====== GIVEN INFORMATION ======
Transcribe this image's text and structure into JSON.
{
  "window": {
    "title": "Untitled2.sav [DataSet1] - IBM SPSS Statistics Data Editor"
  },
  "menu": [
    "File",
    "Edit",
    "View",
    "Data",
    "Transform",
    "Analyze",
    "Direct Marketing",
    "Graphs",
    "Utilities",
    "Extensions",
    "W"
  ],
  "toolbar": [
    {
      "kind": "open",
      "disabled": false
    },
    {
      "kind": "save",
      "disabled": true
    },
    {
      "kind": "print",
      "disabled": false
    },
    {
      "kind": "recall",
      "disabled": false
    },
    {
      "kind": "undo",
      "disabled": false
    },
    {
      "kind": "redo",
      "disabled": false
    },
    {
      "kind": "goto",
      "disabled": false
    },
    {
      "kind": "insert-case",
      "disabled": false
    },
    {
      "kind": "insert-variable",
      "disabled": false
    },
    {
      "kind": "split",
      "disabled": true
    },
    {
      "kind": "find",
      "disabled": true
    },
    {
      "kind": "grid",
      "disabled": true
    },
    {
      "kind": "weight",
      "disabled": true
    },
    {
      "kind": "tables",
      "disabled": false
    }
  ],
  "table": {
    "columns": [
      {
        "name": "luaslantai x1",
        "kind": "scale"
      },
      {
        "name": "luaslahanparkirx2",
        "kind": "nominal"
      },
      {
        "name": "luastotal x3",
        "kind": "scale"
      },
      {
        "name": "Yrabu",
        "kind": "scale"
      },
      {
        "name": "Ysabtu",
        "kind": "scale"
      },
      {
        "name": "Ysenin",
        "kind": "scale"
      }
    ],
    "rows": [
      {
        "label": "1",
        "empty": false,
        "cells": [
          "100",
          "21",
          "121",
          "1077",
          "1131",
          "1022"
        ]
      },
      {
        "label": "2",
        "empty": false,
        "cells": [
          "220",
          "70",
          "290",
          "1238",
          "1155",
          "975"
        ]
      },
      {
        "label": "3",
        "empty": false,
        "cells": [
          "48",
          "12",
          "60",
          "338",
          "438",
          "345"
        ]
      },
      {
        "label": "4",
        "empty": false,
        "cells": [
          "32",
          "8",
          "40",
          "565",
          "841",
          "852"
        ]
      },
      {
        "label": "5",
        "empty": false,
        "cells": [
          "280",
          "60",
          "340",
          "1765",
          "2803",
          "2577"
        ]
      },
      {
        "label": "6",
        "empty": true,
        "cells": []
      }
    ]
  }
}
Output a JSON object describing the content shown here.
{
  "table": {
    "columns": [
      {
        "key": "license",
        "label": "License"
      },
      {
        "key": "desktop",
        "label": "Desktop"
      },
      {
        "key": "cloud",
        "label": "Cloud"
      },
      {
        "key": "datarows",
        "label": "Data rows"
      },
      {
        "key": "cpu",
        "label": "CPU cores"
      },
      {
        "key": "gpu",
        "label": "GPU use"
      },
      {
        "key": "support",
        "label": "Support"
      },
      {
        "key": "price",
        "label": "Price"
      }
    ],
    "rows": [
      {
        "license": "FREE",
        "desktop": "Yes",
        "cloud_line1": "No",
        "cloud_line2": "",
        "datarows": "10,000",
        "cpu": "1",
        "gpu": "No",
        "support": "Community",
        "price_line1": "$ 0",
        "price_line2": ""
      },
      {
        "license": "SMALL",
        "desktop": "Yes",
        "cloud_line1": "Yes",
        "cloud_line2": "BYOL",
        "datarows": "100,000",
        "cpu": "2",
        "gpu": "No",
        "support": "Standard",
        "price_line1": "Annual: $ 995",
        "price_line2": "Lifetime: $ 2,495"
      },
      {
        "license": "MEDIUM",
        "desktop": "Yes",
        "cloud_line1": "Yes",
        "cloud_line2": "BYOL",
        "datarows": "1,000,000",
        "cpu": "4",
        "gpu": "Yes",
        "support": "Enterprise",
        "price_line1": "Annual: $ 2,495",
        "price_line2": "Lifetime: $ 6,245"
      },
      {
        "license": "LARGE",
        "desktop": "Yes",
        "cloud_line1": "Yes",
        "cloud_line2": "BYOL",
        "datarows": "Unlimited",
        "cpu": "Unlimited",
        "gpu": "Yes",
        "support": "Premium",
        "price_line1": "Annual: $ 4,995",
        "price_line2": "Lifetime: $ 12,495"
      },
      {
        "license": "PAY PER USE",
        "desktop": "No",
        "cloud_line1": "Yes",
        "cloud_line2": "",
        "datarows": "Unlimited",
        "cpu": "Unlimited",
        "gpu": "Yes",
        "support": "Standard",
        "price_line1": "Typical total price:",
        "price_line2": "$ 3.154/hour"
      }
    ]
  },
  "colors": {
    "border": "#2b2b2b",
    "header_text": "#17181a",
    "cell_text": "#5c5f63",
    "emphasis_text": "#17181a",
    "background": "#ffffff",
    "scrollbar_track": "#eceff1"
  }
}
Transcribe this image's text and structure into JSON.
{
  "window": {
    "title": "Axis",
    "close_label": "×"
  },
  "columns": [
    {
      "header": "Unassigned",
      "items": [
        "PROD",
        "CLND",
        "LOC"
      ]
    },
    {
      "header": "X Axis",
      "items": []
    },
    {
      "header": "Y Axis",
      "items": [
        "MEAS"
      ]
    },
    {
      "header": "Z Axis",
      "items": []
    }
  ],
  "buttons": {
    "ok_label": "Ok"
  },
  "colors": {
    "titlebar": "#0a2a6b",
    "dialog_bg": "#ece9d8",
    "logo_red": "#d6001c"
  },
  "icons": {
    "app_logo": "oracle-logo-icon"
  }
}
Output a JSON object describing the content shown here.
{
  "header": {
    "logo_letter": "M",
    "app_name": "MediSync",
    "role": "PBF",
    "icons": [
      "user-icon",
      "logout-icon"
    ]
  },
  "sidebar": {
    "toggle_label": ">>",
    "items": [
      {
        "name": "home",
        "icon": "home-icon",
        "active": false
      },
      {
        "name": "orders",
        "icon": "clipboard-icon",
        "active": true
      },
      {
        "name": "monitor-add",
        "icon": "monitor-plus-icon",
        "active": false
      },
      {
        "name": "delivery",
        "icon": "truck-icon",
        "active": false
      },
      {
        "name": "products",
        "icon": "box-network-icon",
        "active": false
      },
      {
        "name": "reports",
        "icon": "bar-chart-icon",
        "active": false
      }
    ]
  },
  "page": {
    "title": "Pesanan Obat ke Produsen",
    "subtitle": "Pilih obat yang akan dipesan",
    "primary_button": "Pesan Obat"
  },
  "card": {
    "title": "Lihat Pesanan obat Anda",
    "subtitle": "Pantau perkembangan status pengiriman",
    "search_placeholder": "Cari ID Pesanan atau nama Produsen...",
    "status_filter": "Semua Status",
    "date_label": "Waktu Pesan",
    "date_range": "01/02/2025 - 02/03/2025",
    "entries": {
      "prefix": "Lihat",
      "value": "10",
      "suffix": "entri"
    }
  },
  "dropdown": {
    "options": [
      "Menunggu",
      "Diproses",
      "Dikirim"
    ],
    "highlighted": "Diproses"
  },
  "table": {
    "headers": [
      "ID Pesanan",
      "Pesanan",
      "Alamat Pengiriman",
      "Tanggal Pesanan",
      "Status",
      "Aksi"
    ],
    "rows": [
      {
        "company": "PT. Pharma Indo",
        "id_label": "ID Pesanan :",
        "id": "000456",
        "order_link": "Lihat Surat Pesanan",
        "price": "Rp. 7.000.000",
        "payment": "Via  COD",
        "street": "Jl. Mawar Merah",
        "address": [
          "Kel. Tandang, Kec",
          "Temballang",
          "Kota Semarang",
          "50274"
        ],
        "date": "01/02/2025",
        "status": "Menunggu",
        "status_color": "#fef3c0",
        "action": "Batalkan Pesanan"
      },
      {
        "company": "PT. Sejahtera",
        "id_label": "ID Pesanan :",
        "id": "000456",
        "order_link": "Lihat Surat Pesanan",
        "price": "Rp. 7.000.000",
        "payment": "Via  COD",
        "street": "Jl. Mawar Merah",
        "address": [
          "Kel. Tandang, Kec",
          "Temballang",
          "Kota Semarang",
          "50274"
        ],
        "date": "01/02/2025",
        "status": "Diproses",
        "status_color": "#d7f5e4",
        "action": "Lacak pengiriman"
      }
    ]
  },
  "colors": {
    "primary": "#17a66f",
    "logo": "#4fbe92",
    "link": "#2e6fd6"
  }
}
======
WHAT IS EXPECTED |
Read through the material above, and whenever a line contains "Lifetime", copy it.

TASK ANSWER |
        "price_line2": "Lifetime: $ 2,495"
        "price_line2": "Lifetime: $ 6,245"
        "price_line2": "Lifetime: $ 12,495"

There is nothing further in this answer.